Information provided by (Responsible Party):
Jason D. Wright, Columbia University
Worldwide cervical cancer remains a major cause mortality among women. It is estimated that each year over 490,000 women are diagnosed with cervical cancer and more than 270,000 die from the disease. While the implementation of widespread screening programs has reduced the burden of cervical cancer, a large percentage of the population still remains unscreened or is underscreened. It is now recognized that human papillomavirus (HPV) is a necessary precursor for the development of cervical cancer. The first vaccine to prevent HPV was recently approved by the Food and Drug Administration and is now available at doctors offices. Despite the availability of a safe and effective means for the prevention of cervical cancer, widespread implementation of vaccination has been extremely difficult. Several potential issues have limited the development of widespread HPV vaccination programs, including cultural and religious beliefs, and limitations in the practicality of administering the vaccine. The overall goals of our work are to improve access to preventive strategies for cervical cancer. In this proposal we will examine the strategy of HPV vaccination for women who have just given birth. We believe that HPV vaccination of these women will be associated with a high level of patient satisfaction and acceptance. If successful, this strategy could play a major role in advancing the acceptance and implementation of HPV vaccination in the United States.

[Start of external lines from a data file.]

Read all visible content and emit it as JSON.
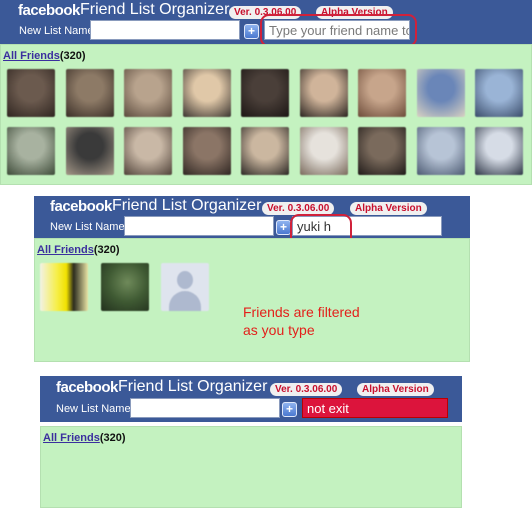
{
  "app": {
    "brand": "facebook",
    "title": "Friend List Organizer",
    "version_badge": "Ver. 0.3.06.00",
    "alpha_badge": "Alpha Version",
    "new_list_label": "New List Name"
  },
  "friends": {
    "link_label": "All Friends",
    "count": "(320)"
  },
  "states": [
    {
      "filter_text": "Type your friend name to",
      "filter_style": "placeholder"
    },
    {
      "filter_text": "yuki h",
      "filter_style": "typed"
    },
    {
      "filter_text": "not exit",
      "filter_style": "no-match"
    }
  ],
  "annotation": {
    "line1": "Friends are filtered",
    "line2": "as you type"
  },
  "colors": {
    "header": "#3b5998",
    "friends_area": "#c4f2c0",
    "highlight": "#d0213a",
    "badge_text": "#c8102e",
    "no_match_field": "#dc143c"
  }
}
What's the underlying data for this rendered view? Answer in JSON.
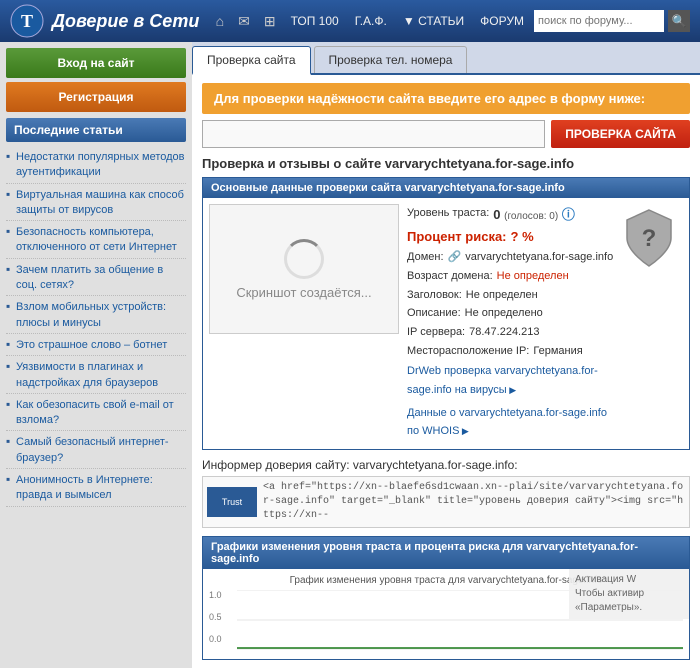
{
  "header": {
    "title": "Доверие в Сети",
    "search_placeholder": "поиск по форуму...",
    "nav_items": [
      "ТОП 100",
      "Г.А.Ф.",
      "▼ СТАТЬИ",
      "ФОРУМ"
    ]
  },
  "sidebar": {
    "login_btn": "Вход на сайт",
    "register_btn": "Регистрация",
    "section_title": "Последние статьи",
    "articles": [
      "Недостатки популярных методов аутентификации",
      "Виртуальная машина как способ защиты от вирусов",
      "Безопасность компьютера, отключенного от сети Интернет",
      "Зачем платить за общение в соц. сетях?",
      "Взлом мобильных устройств: плюсы и минусы",
      "Это страшное слово – ботнет",
      "Уязвимости в плагинах и надстройках для браузеров",
      "Как обезопасить свой e-mail от взлома?",
      "Самый безопасный интернет-браузер?",
      "Анонимность в Интернете: правда и вымысел"
    ]
  },
  "tabs": {
    "tab1": "Проверка сайта",
    "tab2": "Проверка тел. номера"
  },
  "check": {
    "prompt": "Для проверки надёжности сайта введите его адрес в форму ниже:",
    "input_placeholder": "",
    "check_btn": "ПРОВЕРКА САЙТА"
  },
  "result": {
    "title": "Проверка и отзывы о сайте varvarychtetyana.for-sage.info",
    "data_section_title": "Основные данные проверки сайта varvarychtetyana.for-sage.info",
    "screenshot_text": "Скриншот создаётся...",
    "trust_label": "Уровень траста:",
    "trust_value": "0",
    "trust_suffix": "(голосов: 0)",
    "percent_label": "Процент риска:",
    "percent_value": "? %",
    "domain_label": "Домен:",
    "domain_value": "varvarychtetyana.for-sage.info",
    "age_label": "Возраст домена:",
    "age_value": "Не определен",
    "header_label": "Заголовок:",
    "header_value": "Не определен",
    "description_label": "Описание:",
    "description_value": "Не определено",
    "ip_label": "IP сервера:",
    "ip_value": "78.47.224.213",
    "location_label": "Месторасположение IP:",
    "location_value": "Германия",
    "link1": "DrWeb проверка varvarychtetyana.for-sage.info на вирусы",
    "link2": "Данные о varvarychtetyana.for-sage.info по WHOIS"
  },
  "informer": {
    "title": "Информер доверия сайту: varvarychtetyana.for-sage.info:",
    "logo_text": "Trust",
    "code": "<a href=\"https://xn--blaefeбsd1cwaan.xn--plai/site/varvarychtetyana.for-sage.info\" target=\"_blank\" title=\"уровень доверия сайту\"><img src=\"https://xn--"
  },
  "graph": {
    "section_title": "Графики изменения уровня траста и процента риска для varvarychtetyana.for-sage.info",
    "subtitle": "График изменения уровня траста для varvarychtetyana.for-sage.info",
    "y_labels": [
      "1.0",
      "0.5",
      "0.0"
    ]
  },
  "watermark": {
    "line1": "Активация W",
    "line2": "Чтобы активир",
    "line3": "«Параметры»."
  }
}
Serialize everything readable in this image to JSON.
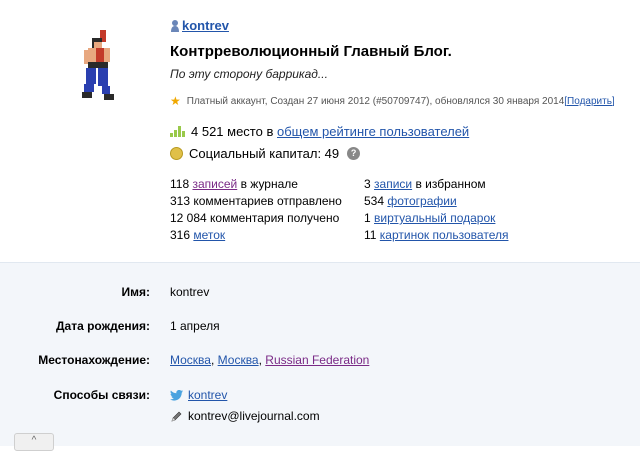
{
  "profile": {
    "username": "kontrev",
    "blog_title": "Контрреволюционный Главный Блог.",
    "blog_subtitle": "По эту сторону баррикад...",
    "account_info": "Платный аккаунт, Создан 27 июня 2012 (#50709747),  обновлялся 30 января 2014",
    "gift_link": "[Подарить]"
  },
  "rating": {
    "prefix": "4 521 место в",
    "link": "общем рейтинге пользователей"
  },
  "social_capital": {
    "text": "Социальный капитал: 49",
    "help": "?"
  },
  "stats_left": [
    {
      "pre": "118 ",
      "link": "записей",
      "post": " в журнале"
    },
    {
      "pre": "313 комментариев отправлено",
      "link": "",
      "post": ""
    },
    {
      "pre": "12 084 комментария получено",
      "link": "",
      "post": ""
    },
    {
      "pre": "316 ",
      "link": "меток",
      "post": ""
    }
  ],
  "stats_right": [
    {
      "pre": "3 ",
      "link": "записи",
      "post": " в избранном"
    },
    {
      "pre": "534 ",
      "link": "фотографии",
      "post": ""
    },
    {
      "pre": "1 ",
      "link": "виртуальный подарок",
      "post": ""
    },
    {
      "pre": "11 ",
      "link": "картинок пользователя",
      "post": ""
    }
  ],
  "details": {
    "name_label": "Имя:",
    "name_value": "kontrev",
    "birthday_label": "Дата рождения:",
    "birthday_value": "1 апреля",
    "location_label": "Местонахождение:",
    "location_city": "Москва",
    "location_region": "Москва",
    "location_country": "Russian Federation",
    "contacts_label": "Способы связи:",
    "twitter": "kontrev",
    "email": "kontrev@livejournal.com"
  },
  "colors": {
    "link": "#2255aa",
    "visited": "#7a2a86",
    "panel_bg": "#f3f6fa",
    "star": "#f0a800",
    "rating_bars": "#99c94a"
  },
  "icons": {
    "user": "user-icon",
    "star": "star-icon",
    "rating": "rating-bars-icon",
    "capital": "coin-icon",
    "help": "help-icon",
    "twitter": "twitter-icon",
    "email": "pencil-icon",
    "scroll": "chevron-up-icon"
  },
  "scroll_top_glyph": "^"
}
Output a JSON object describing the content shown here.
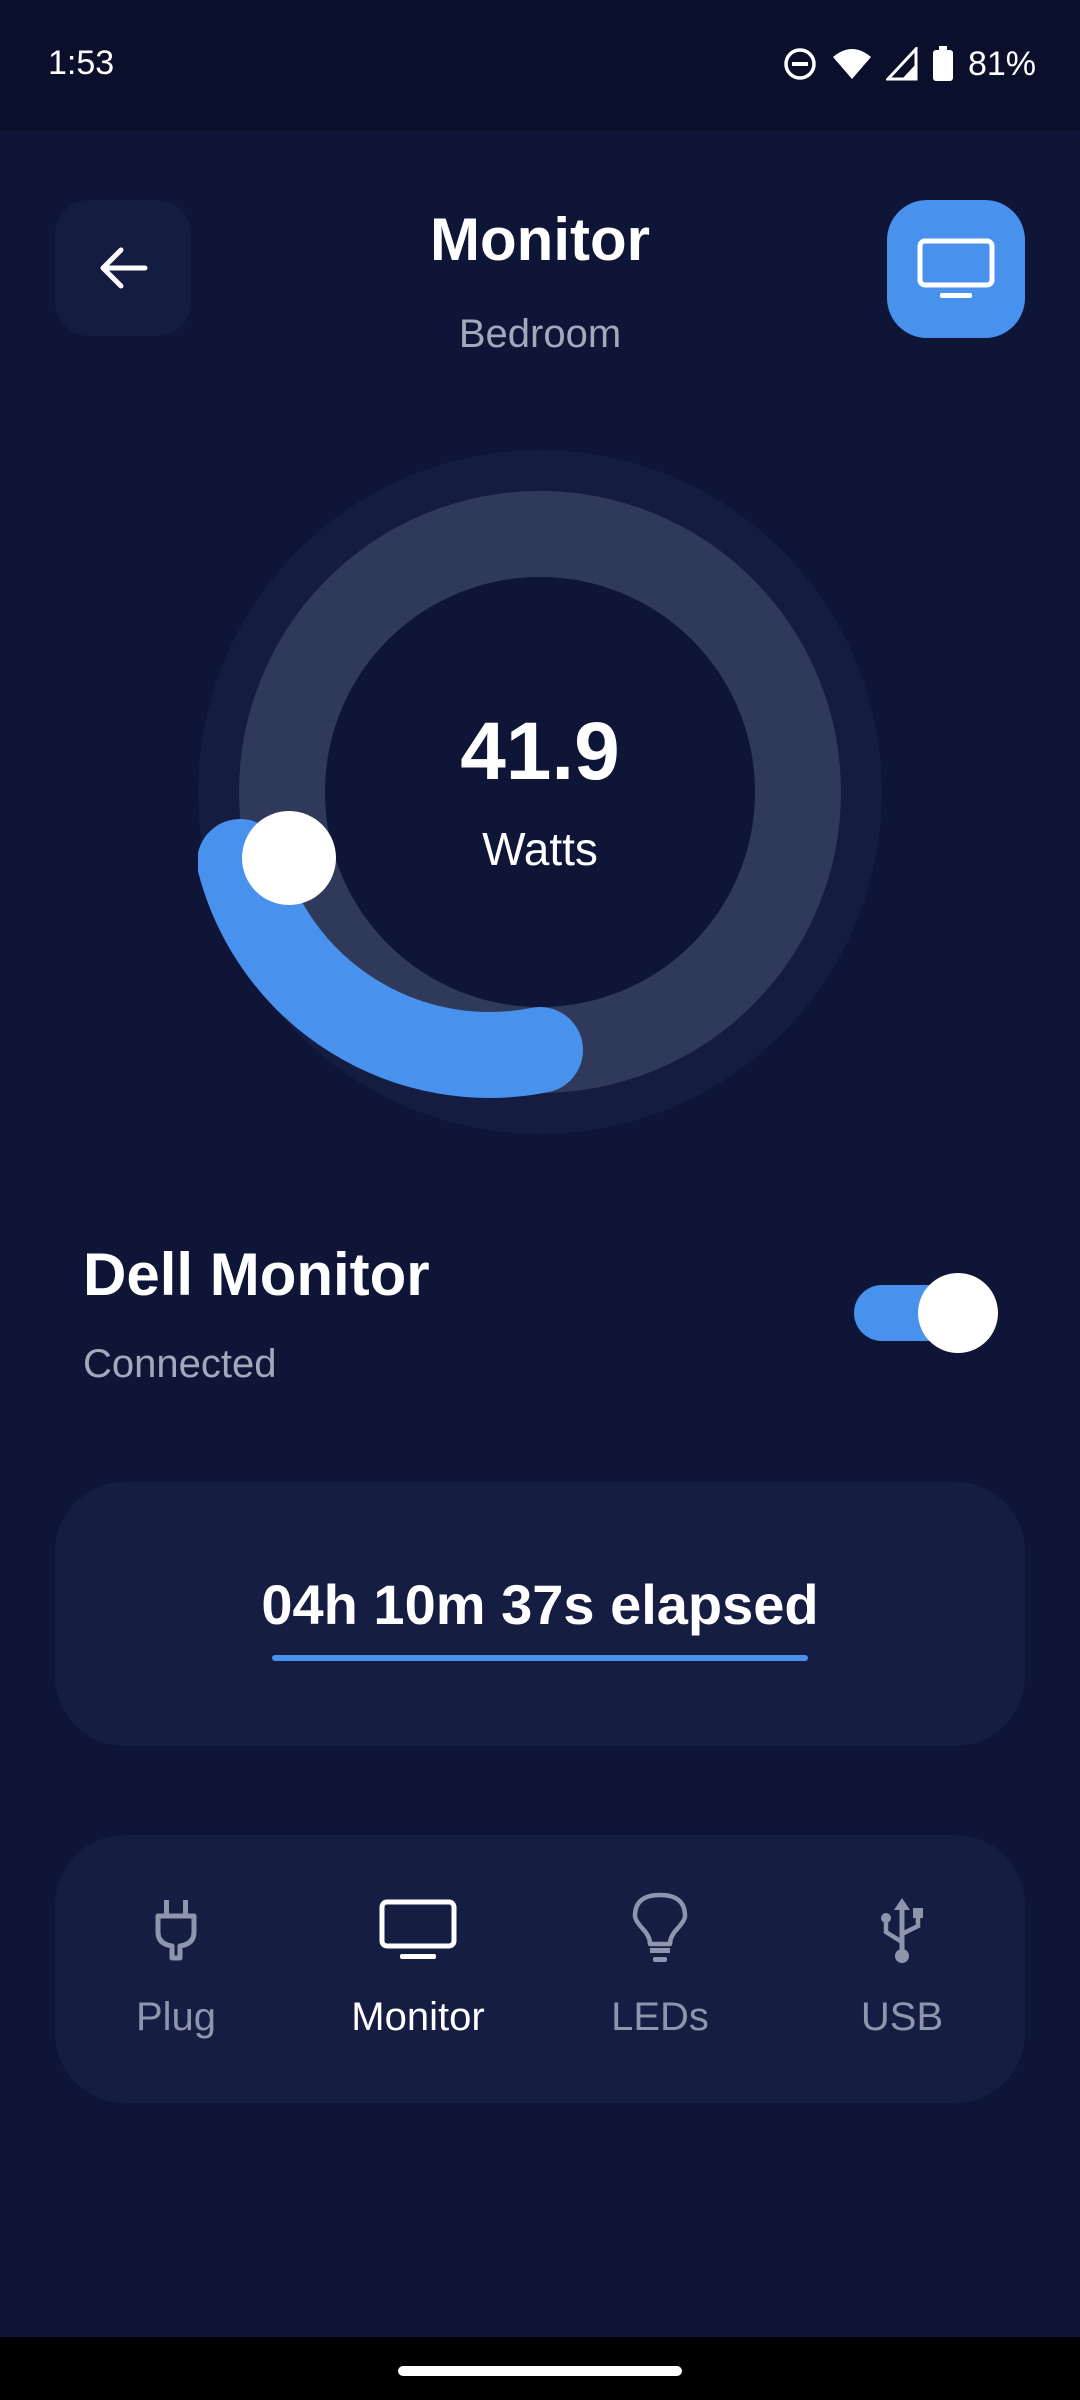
{
  "status_bar": {
    "time": "1:53",
    "battery": "81%",
    "icons": [
      "do-not-disturb-icon",
      "wifi-icon",
      "cellular-signal-icon",
      "battery-icon"
    ]
  },
  "header": {
    "title": "Monitor",
    "subtitle": "Bedroom",
    "back_icon": "arrow-left-icon",
    "device_icon": "monitor-icon"
  },
  "gauge": {
    "value": "41.9",
    "unit": "Watts"
  },
  "device": {
    "name": "Dell Monitor",
    "status": "Connected",
    "power_on": true
  },
  "timer": {
    "text": "04h 10m 37s elapsed"
  },
  "nav": {
    "items": [
      {
        "label": "Plug",
        "icon": "plug-icon",
        "active": false
      },
      {
        "label": "Monitor",
        "icon": "monitor-icon",
        "active": true
      },
      {
        "label": "LEDs",
        "icon": "lightbulb-icon",
        "active": false
      },
      {
        "label": "USB",
        "icon": "usb-icon",
        "active": false
      }
    ]
  },
  "colors": {
    "background": "#0e1537",
    "accent": "#4891ec",
    "card": "#151d42",
    "muted_text": "#a3a8bd"
  }
}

Human Papilloma Virus
||Observational Model: Case-Only
Time Perspective: Prospective
||Acceptance of Human Papillomavirus Vaccination in Postpartum Women
| Study Start Date:
| Study Completion Date:
| Primary Completion Date:
||October 2012 (Final data collection date for primary outcome measure)
1. To estimate compliance with the HPV vaccine series when initiated in postpartum women.
- To determine patient acceptance and satisfaction with HPV vaccination administered in the postpartum period.
- To determine predictors of compliance with the HPV vaccination series.